About this task » Copy every line of the data that includes the string "description".

━━ Excerpted data

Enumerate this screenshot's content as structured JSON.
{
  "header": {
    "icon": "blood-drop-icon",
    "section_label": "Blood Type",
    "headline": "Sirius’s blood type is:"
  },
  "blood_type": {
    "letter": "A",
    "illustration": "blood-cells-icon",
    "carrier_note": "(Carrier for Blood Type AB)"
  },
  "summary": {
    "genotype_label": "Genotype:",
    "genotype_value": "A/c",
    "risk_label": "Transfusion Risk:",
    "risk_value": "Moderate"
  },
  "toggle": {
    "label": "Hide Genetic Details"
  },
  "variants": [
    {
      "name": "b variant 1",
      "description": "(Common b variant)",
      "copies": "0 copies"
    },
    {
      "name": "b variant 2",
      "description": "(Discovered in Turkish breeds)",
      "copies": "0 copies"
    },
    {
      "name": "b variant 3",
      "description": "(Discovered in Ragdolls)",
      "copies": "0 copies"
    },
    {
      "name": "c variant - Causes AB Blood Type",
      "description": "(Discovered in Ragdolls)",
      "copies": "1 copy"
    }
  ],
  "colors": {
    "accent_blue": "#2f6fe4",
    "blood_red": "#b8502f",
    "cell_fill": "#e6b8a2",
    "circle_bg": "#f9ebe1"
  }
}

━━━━

Task response »
      "description": "(Common b variant)",
      "description": "(Discovered in Turkish breeds)",
      "description": "(Discovered in Ragdolls)",
      "description": "(Discovered in Ragdolls)",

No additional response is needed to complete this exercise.